Together, the team developed a strategy focused on making the Museum more open and accessible to users, and more coherent as a holistic experience across the soon-to-be three locations — The Met Fifth Avenue, The Met Cloisters and The Met Breuer on Madison Avenue — and online. Lisa Smith, Creative Director and Head of Design at Wolff Olins (and a GDUSA 2016 Person To Watch), says, in part, ‘the Museum is now equipped with a robust, coherent identity system to bring to life a more open experience for all.”
A decision was made early on to lead with the ‘common use” name The Met as it speaks to all audiences in a more welcoming and accessible tone. All three locations of The Met will now be unified under the name and logo The Met, which will be localized for each site: The Met Fifth Avenue, The Met Breuer, The Met Cloisters.
The logo has generated the most push back, especially on social media. Cultural critic John Davidson of New York Magazine and Vulture.com, for example, describes it as a typographic bus crash. Karem Rashid told The New York Times that the design, which has started to appear on collateral and signage, is “atrocious.”
Wolff Olins describes it as “a unique drawing inspired by the idea of making ‘connections’ — helping users connect ideas across time and culture, across the collection, between themselves and the art they interact with. The letterforms are connected together in bespoke ways and combine both serif and sans-serif letterforms — a deliberate move to incorporate both classical and modern ideas, a nod to the fact that The Met spans 5,000 years of art. Red was chosen as significant part of the new identity because it embodies passion and vitality, and has done across time and culture.”

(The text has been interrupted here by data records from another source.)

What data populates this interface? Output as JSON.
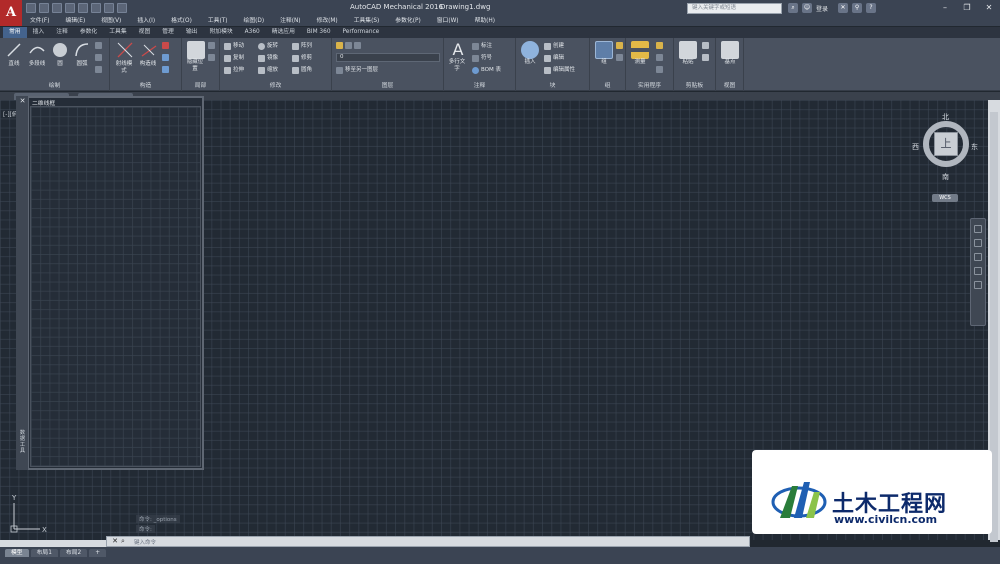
{
  "titlebar": {
    "app_title": "AutoCAD Mechanical 2016",
    "file_name": "Drawing1.dwg",
    "search_placeholder": "键入关键字或短语",
    "login_label": "登录",
    "logo_letter": "A"
  },
  "menu": [
    "文件(F)",
    "编辑(E)",
    "视图(V)",
    "插入(I)",
    "格式(O)",
    "工具(T)",
    "绘图(D)",
    "注释(N)",
    "修改(M)",
    "工具集(S)",
    "参数化(P)",
    "窗口(W)",
    "帮助(H)"
  ],
  "ribbon_tabs": [
    "常用",
    "插入",
    "注释",
    "参数化",
    "工具集",
    "视图",
    "管理",
    "输出",
    "附加模块",
    "A360",
    "精选应用",
    "BIM 360",
    "Performance"
  ],
  "ribbon": {
    "draw": {
      "title": "绘制",
      "line": "直线",
      "polyline": "多段线",
      "circle": "圆",
      "arc": "圆弧"
    },
    "construct": {
      "title": "构造",
      "ray_mode": "射线模式",
      "construct_line": "构造线"
    },
    "detail": {
      "title": "局部",
      "hide": "隐藏位置"
    },
    "modify": {
      "title": "修改",
      "move": "移动",
      "rotate": "旋转",
      "array": "阵列",
      "copy": "复制",
      "mirror": "镜像",
      "trim": "修剪",
      "stretch": "拉伸",
      "scale": "缩放",
      "fillet": "圆角"
    },
    "layers": {
      "title": "图层",
      "current_layer": "0",
      "move_to_layer": "移至另一图层"
    },
    "annotation": {
      "title": "注释",
      "mtext": "多行文字",
      "dimension": "标注",
      "symbol": "符号",
      "bom": "BOM 表"
    },
    "block": {
      "title": "块",
      "insert": "插入",
      "create": "创建",
      "edit": "编辑",
      "edit_attr": "编辑属性"
    },
    "group": {
      "title": "组",
      "group": "组"
    },
    "utilities": {
      "title": "实用程序",
      "measure": "测量"
    },
    "clipboard": {
      "title": "剪贴板",
      "paste": "粘贴"
    },
    "view": {
      "title": "视图",
      "base": "基点"
    }
  },
  "viewport": {
    "label": "[-][俯视][二维线框]",
    "palette_title": "二维线框",
    "palette_side": "数据工具"
  },
  "viewcube": {
    "north": "北",
    "south": "南",
    "east": "东",
    "west": "西",
    "face": "上",
    "wcs": "WCS"
  },
  "ucs": {
    "x": "X",
    "y": "Y"
  },
  "command": {
    "prompt": "键入命令",
    "history1": "命令: _options",
    "history2": "命令:"
  },
  "layouts": [
    "模型",
    "布局1",
    "布局2",
    "+"
  ],
  "watermark": {
    "name": "土木工程网",
    "url": "www.civilcn.com"
  }
}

The Museum has also fired back, stating that there are always those who resist change but that the design works “because it represents something simple, bold, and indisputable: The Met is here for everyone … The new logo no longer relies on symbols and, instead, is based on the commonly used name ‘The Met,’ which has an immediacy that speaks to all audiences.”